Home Sewn By Us said...

Hi Rebecca! I see you've updated your linky button so I've added it to my website. I sure do enjoy reading your weekly posts and well as the linkers. I have matched up/sewn batting pieces together once but don't do it often. I think the stitch you selected is a perfect choice! Take care and enjoy the weekend. ~smile~ Roseanne

dlarvin@windstream.net said...

Just got a Lenni, so very new to quilting other than using my DM for straight line quilting & sending to a longarm quilter. I have seamed batting up by zig zagging. I use scrap batting for small projects & craft gifts. Anything too small goes into pincushions, I made these as gifts for my sewing group Using the caps of Tide that I had saved pretty fabric on top & a ribbon glued around the top side.

SJSM said...

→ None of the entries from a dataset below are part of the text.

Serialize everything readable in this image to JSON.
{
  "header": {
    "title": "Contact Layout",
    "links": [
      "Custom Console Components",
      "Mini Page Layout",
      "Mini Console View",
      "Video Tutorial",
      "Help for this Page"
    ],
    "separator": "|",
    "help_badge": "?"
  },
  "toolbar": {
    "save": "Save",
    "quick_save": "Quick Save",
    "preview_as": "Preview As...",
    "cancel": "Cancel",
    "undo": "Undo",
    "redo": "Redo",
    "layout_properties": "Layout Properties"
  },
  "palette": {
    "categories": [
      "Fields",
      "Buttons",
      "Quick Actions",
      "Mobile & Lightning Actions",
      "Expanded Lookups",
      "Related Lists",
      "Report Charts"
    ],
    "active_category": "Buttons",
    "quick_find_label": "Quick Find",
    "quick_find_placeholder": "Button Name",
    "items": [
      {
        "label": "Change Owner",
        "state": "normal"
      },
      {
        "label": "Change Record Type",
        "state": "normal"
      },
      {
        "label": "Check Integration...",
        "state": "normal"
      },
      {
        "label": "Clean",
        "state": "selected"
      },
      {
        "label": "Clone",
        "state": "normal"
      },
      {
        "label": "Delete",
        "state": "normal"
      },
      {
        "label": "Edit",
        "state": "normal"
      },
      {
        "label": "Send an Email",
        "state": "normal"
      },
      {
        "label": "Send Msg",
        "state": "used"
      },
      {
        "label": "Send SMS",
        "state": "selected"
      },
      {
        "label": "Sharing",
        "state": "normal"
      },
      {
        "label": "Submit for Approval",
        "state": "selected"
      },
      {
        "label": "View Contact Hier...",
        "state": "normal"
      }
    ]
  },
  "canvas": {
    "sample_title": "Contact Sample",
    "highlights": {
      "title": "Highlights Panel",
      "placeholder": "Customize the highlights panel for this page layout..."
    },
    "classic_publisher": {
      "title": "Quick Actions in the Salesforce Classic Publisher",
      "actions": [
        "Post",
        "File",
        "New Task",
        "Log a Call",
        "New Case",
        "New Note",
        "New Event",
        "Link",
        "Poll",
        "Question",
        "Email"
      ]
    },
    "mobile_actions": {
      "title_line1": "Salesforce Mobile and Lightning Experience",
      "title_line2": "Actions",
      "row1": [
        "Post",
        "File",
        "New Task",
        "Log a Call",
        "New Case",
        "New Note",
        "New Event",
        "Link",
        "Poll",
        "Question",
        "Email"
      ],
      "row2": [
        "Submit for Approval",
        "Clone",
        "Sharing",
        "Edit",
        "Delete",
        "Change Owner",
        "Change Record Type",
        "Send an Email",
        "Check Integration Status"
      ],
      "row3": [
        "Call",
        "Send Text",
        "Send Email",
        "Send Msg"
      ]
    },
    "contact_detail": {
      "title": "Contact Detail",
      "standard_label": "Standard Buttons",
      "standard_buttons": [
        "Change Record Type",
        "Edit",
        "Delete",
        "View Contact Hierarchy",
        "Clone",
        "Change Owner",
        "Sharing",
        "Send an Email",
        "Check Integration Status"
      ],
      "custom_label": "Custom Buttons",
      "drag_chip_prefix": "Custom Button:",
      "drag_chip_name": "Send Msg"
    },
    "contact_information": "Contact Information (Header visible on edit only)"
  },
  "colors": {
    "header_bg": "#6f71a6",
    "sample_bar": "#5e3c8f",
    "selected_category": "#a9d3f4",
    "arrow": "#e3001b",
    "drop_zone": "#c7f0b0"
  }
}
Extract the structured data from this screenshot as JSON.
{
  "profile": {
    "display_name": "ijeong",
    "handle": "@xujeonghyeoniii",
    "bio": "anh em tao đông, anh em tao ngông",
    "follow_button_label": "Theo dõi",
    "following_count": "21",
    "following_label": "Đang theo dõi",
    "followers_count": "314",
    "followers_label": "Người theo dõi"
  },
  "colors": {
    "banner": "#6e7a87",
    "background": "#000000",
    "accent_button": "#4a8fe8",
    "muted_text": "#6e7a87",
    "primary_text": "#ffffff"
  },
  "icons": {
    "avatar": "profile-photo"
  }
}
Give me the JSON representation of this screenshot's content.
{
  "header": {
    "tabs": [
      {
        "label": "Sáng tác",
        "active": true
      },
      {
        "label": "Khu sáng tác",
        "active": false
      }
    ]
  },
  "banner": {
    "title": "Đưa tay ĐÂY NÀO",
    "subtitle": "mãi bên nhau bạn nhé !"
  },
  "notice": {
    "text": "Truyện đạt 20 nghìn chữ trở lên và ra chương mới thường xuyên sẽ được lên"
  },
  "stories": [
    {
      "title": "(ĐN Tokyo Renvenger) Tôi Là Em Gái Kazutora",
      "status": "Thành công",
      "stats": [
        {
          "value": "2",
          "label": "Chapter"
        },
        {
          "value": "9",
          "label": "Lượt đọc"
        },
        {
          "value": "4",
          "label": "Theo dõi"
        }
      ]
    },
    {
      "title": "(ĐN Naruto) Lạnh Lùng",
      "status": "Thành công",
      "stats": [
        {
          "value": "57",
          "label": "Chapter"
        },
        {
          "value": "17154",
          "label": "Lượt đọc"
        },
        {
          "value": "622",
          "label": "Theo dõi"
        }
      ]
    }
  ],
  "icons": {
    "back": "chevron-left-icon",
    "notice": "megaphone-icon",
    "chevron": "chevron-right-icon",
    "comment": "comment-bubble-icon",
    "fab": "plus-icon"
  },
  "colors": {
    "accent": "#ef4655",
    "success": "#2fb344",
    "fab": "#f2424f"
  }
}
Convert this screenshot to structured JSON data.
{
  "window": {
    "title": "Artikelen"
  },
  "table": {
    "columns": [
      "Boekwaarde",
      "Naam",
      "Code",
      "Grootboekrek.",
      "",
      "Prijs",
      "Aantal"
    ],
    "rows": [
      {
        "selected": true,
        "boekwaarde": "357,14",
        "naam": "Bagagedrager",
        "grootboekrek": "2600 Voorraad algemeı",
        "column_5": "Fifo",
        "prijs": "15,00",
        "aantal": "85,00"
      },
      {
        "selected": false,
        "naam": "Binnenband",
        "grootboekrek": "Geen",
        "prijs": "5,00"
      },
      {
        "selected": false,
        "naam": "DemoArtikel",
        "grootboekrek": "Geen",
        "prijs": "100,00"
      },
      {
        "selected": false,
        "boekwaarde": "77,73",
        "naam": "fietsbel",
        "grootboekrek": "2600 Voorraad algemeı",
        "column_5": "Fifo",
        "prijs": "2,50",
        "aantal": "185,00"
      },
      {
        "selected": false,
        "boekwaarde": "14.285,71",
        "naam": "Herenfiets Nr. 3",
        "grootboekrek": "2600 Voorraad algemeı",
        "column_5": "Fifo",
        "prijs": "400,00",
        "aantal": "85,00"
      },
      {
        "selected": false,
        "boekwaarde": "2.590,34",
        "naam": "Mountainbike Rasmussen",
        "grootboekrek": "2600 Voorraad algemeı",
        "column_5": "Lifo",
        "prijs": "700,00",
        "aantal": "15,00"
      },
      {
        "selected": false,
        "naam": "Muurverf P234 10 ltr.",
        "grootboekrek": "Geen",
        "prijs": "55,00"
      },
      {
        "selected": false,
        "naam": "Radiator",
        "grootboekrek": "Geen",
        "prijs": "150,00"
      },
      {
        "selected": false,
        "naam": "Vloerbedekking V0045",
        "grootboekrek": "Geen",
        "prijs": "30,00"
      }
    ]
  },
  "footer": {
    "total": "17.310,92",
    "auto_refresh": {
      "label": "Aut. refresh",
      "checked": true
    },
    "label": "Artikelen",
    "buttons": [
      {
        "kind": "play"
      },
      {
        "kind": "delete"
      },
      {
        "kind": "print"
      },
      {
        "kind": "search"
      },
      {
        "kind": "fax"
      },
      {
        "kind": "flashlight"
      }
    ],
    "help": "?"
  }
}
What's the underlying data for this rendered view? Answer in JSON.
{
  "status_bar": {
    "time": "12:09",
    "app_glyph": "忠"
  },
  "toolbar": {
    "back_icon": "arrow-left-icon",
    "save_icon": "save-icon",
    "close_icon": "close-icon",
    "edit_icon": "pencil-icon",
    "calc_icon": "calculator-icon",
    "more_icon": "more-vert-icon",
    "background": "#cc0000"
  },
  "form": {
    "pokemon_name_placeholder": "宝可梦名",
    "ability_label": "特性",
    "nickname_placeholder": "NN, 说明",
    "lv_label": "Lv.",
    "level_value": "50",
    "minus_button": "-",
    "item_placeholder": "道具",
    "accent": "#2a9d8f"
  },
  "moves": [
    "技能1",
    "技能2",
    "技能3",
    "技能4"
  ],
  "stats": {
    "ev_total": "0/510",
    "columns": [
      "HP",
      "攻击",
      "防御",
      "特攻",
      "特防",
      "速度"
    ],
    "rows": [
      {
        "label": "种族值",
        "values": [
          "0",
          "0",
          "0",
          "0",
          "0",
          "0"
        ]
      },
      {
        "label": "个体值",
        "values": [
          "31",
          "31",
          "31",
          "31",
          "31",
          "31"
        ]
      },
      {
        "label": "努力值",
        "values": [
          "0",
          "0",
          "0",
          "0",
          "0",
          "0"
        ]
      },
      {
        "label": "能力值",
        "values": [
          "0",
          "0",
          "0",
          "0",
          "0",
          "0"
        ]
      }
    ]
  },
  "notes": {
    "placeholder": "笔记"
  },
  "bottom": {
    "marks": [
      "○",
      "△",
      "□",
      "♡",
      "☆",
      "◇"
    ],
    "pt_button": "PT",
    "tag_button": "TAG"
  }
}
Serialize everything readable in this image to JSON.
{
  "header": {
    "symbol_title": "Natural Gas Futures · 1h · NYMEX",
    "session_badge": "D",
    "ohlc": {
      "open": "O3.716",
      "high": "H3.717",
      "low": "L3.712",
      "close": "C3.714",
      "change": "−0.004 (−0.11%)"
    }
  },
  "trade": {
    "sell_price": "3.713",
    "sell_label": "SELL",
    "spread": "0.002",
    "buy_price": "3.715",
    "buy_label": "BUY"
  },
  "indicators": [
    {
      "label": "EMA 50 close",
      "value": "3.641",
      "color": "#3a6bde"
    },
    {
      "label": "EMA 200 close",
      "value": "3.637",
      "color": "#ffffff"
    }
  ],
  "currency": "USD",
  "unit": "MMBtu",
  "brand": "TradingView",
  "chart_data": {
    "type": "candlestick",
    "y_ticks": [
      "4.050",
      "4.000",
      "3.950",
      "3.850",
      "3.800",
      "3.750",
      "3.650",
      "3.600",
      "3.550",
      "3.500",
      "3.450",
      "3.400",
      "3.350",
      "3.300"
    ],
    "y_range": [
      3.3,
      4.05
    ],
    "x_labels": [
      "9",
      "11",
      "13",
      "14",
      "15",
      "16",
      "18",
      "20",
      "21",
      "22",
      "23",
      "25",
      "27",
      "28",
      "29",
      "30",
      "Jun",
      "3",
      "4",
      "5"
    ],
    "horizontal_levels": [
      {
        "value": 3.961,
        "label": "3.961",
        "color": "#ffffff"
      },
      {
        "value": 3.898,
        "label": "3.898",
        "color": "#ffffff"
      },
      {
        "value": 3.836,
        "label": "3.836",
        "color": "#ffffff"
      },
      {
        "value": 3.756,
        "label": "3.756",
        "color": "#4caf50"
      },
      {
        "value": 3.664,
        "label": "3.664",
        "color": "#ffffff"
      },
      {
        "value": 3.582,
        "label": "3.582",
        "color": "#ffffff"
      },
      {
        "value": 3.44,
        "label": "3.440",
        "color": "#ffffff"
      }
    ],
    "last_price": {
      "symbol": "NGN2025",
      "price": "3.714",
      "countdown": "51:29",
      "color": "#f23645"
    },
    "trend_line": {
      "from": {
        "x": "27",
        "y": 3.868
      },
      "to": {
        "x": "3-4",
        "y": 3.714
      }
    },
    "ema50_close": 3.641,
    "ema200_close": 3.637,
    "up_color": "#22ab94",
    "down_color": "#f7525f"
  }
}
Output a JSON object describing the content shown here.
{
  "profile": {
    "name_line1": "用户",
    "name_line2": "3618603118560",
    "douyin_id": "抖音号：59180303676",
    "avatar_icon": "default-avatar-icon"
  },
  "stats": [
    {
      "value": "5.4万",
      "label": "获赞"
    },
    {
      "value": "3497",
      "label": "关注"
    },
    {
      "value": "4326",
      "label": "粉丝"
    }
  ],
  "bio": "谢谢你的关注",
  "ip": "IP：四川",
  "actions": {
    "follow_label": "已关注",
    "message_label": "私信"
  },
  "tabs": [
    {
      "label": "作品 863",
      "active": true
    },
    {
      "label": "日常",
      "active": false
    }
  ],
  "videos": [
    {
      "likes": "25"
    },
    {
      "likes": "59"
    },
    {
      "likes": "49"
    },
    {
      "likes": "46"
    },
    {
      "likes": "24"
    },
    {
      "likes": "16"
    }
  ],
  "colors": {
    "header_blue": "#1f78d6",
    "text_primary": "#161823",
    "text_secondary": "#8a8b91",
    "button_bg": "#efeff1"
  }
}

Well, I’ll be! I’ve only joined batting a couple of times and used the exact method you describe except no use of walking foot. I looked on the Bernina We All Sew website (I think, yesra ago) for suggestions That technique was there. I figured with all the feet and stitcgphes I had Bernina would have some sort of recommendation. My bigger scraps are saved and small ones put int "Cubies" for schools etc. Cubies are cubes made of upholstry fabrics and stuffed with scraps. One member of our Chapter has a long list of teachers, counseling centers, libraries etc that need Cubies for younger students tyrough teens to have reading corners and sessions. At the end of the year the children can take a Cubie home. Ergo, a never.Ending demand and a way to recycle even threads, elastics, batting as well as fabric scraps. No hard items such as buttons or zippers and definitely not left over pins!

Finally I have something to contribute to your LAL list.